§ **Work instruction**: Below are the entries; count the lines in them that contain the word "name" and give only the number.

§ **Given data**:
################
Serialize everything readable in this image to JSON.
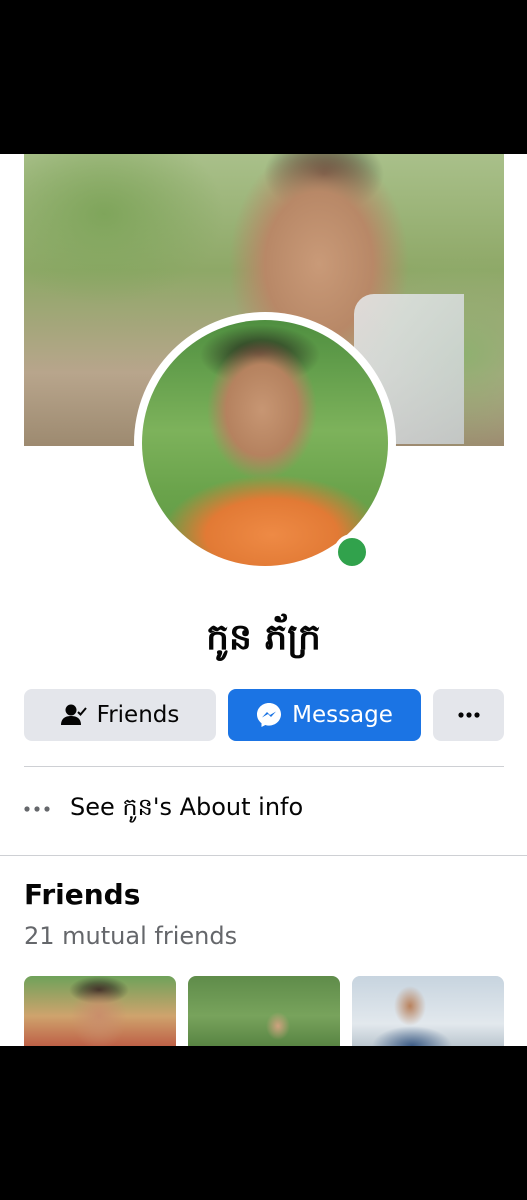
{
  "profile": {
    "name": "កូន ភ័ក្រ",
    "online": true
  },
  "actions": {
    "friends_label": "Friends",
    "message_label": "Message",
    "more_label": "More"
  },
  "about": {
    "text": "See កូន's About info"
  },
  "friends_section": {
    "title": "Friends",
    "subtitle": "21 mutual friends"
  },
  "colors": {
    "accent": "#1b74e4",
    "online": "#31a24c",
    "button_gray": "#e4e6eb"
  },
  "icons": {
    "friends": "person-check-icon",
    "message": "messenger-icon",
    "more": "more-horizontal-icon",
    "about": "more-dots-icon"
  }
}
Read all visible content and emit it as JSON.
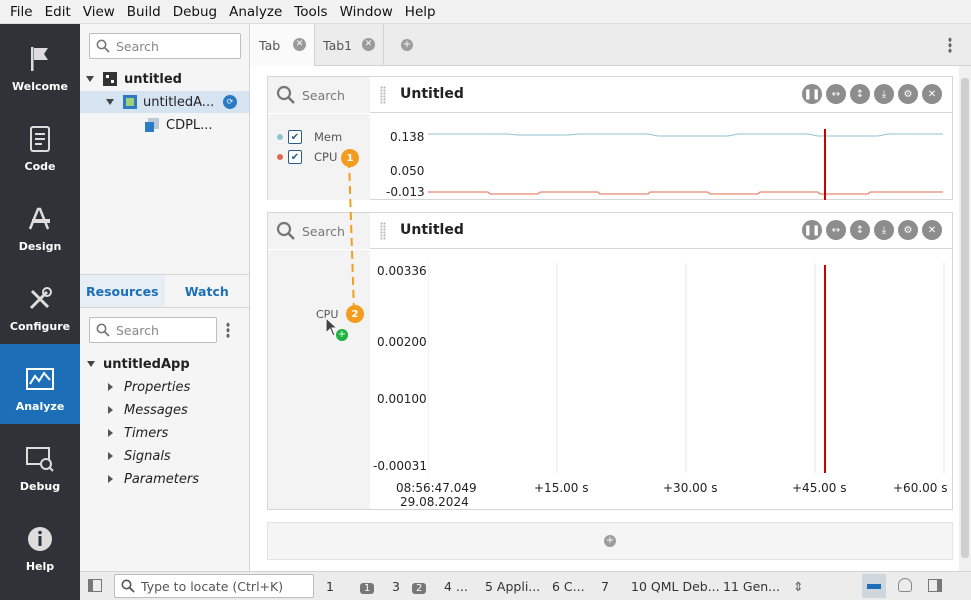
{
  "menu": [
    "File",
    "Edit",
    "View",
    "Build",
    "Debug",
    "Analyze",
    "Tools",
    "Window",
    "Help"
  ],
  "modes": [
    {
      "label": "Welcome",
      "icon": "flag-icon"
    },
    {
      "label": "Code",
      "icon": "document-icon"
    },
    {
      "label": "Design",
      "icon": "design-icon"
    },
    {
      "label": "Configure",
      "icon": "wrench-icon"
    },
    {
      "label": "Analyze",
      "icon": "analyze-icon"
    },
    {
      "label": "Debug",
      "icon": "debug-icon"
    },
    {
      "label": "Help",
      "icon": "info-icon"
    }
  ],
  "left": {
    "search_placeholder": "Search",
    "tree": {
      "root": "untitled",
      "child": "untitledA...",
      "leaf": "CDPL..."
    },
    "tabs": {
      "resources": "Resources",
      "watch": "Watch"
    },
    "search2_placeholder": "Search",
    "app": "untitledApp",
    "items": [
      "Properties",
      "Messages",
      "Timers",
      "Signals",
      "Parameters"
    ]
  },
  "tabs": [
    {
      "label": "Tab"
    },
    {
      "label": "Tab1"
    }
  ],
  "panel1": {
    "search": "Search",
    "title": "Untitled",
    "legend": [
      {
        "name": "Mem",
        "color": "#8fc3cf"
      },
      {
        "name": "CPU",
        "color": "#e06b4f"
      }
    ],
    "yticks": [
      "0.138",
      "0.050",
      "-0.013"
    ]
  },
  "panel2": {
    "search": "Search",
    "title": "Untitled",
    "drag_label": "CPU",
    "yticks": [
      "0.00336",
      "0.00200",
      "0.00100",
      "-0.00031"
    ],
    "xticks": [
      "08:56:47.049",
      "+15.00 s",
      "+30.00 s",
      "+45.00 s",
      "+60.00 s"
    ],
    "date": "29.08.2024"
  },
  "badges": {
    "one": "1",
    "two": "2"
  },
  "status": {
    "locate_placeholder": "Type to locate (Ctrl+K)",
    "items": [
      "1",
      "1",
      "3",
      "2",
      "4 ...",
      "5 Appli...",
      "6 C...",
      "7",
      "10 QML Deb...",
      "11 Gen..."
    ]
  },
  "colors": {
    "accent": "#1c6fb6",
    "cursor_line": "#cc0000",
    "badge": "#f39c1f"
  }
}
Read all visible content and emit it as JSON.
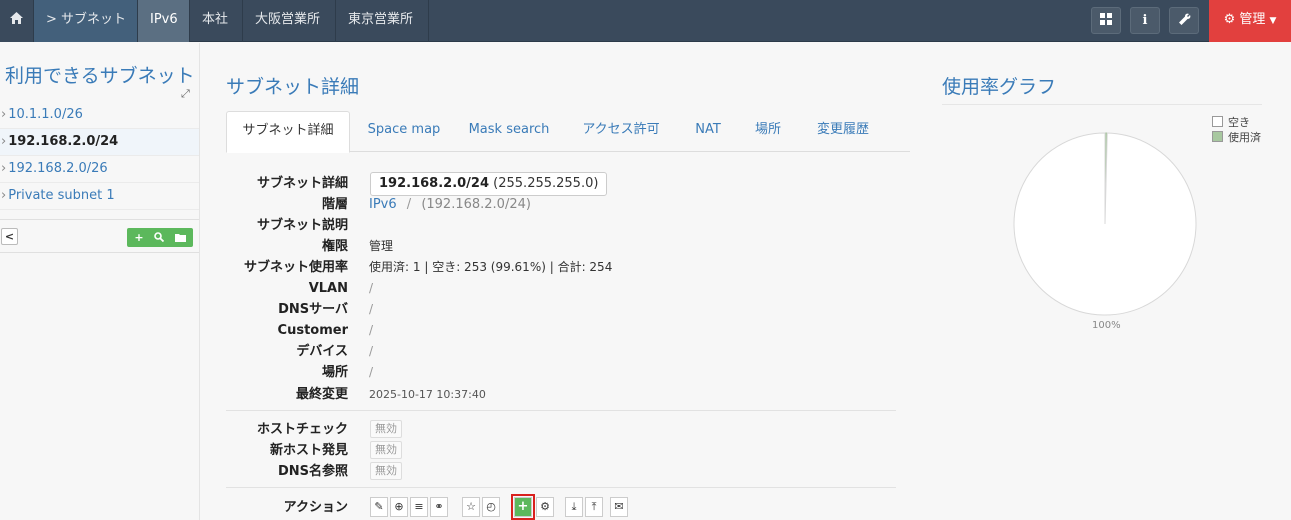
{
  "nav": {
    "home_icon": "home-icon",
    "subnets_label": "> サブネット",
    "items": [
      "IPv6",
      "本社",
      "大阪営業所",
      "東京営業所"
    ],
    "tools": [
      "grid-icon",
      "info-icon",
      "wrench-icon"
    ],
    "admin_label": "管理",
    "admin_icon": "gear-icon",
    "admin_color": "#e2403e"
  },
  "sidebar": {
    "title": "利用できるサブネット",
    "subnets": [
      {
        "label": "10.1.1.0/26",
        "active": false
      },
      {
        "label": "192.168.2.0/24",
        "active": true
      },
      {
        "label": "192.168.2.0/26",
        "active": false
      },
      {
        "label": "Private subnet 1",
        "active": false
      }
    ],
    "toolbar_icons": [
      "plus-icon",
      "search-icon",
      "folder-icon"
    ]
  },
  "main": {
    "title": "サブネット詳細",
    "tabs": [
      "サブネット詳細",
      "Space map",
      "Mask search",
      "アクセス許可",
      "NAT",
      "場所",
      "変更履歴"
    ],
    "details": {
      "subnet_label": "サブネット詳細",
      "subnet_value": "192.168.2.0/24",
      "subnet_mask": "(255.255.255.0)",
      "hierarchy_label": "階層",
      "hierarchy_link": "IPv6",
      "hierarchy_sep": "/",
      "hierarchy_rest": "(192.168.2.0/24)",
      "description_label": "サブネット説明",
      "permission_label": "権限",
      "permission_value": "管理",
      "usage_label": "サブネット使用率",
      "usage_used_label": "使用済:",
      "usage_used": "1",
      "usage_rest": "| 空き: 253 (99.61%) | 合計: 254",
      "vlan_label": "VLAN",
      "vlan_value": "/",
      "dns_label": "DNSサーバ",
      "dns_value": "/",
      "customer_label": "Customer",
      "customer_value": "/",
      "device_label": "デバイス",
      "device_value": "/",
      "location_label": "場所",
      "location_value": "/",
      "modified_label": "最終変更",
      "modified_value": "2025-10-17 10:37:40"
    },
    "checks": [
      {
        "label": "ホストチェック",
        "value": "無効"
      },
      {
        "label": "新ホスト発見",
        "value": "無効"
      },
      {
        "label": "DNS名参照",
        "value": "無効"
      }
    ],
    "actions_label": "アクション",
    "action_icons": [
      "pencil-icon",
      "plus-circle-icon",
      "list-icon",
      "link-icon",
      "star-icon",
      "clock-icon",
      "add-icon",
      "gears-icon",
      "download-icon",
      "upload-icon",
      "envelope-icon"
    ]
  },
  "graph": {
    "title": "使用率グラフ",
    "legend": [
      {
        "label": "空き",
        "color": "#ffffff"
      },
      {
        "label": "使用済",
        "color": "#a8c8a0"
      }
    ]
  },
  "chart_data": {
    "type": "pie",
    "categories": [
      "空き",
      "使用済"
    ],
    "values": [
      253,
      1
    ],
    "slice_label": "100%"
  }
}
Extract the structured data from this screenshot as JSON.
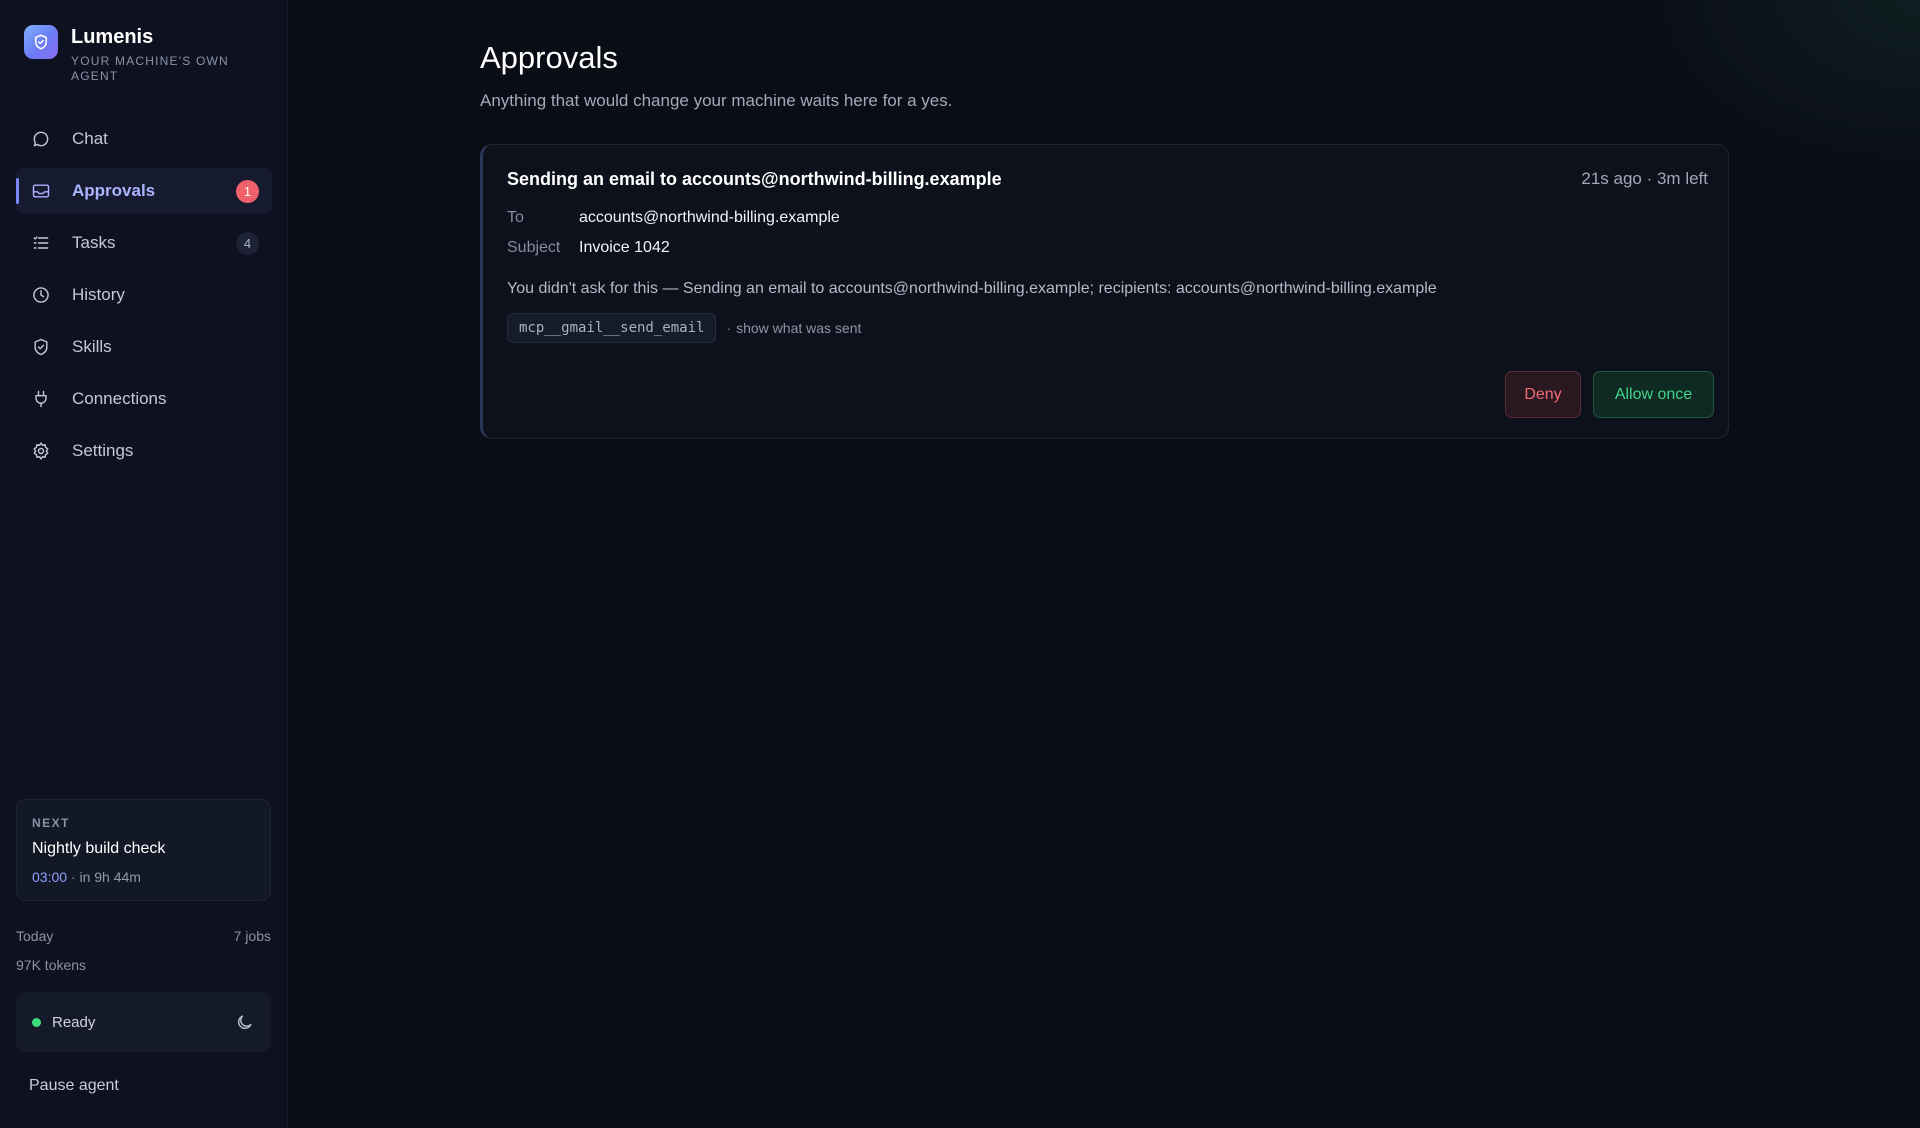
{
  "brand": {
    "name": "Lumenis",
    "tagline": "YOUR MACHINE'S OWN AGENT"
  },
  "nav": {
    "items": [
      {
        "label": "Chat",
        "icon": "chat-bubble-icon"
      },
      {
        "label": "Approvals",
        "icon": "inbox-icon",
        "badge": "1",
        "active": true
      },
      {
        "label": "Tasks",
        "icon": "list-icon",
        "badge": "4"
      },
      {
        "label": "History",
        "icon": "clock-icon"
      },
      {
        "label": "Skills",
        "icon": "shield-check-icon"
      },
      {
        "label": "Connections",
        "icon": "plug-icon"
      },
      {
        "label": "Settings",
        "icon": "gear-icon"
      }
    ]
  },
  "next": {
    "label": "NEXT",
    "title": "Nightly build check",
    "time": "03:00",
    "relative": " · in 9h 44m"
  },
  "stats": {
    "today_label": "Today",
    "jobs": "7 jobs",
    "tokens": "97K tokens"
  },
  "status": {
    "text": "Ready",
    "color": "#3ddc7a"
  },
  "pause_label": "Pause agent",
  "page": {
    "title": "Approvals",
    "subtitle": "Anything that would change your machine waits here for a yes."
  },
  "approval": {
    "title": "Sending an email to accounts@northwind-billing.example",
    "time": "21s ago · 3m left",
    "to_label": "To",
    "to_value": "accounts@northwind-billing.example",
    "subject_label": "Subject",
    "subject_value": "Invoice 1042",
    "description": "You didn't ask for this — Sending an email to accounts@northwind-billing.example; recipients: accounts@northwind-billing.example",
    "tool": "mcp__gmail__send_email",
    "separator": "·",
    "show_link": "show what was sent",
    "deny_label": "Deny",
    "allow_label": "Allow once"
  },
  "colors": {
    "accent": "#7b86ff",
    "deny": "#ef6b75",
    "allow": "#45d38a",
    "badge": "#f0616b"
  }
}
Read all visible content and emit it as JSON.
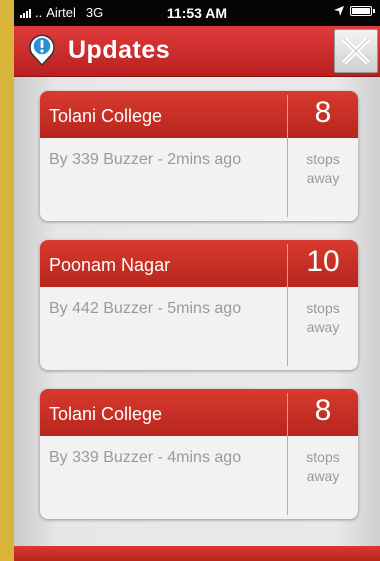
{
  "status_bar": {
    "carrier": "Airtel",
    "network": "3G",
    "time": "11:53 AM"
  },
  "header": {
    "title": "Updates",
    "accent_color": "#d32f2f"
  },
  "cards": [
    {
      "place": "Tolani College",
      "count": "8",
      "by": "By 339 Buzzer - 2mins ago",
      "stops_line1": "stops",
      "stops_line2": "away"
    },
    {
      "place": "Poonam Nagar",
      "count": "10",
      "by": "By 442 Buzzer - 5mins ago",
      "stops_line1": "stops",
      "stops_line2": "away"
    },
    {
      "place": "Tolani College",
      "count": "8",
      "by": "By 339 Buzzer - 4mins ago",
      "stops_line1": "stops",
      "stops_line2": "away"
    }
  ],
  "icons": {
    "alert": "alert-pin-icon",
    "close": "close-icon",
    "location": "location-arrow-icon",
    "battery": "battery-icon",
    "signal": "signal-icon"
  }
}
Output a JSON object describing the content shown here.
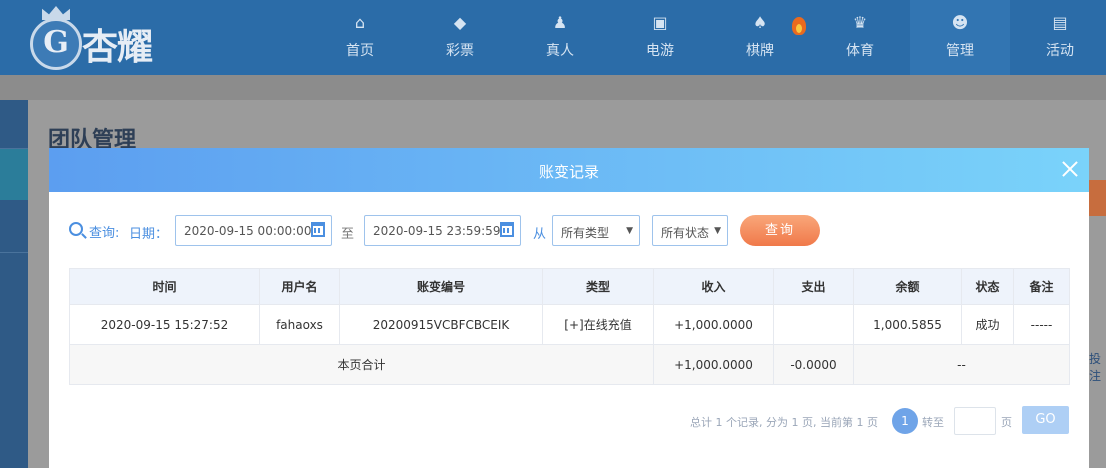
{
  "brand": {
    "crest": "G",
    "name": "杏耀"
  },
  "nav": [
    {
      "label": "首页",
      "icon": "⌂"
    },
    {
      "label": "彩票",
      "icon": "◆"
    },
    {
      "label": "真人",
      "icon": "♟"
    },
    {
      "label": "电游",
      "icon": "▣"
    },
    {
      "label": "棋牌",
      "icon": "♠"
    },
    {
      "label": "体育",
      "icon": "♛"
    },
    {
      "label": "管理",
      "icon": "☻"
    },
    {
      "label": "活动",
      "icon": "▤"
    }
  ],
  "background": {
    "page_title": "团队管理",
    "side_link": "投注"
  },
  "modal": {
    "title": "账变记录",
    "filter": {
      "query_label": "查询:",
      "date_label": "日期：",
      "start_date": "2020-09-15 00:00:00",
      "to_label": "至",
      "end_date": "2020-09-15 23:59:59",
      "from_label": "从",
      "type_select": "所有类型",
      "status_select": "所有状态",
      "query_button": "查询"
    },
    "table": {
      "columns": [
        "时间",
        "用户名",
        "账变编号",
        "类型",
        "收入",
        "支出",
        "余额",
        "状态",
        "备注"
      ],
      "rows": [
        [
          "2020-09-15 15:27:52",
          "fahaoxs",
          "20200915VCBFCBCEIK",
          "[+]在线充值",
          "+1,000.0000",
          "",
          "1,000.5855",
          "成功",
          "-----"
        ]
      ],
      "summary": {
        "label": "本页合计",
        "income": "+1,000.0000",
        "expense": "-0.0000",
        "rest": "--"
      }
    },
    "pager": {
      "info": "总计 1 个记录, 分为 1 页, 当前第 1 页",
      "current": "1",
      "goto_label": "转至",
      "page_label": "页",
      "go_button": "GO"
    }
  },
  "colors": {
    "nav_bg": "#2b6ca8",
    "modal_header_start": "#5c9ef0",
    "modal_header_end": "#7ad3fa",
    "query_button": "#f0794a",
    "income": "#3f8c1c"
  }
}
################
§ **Result below**: 5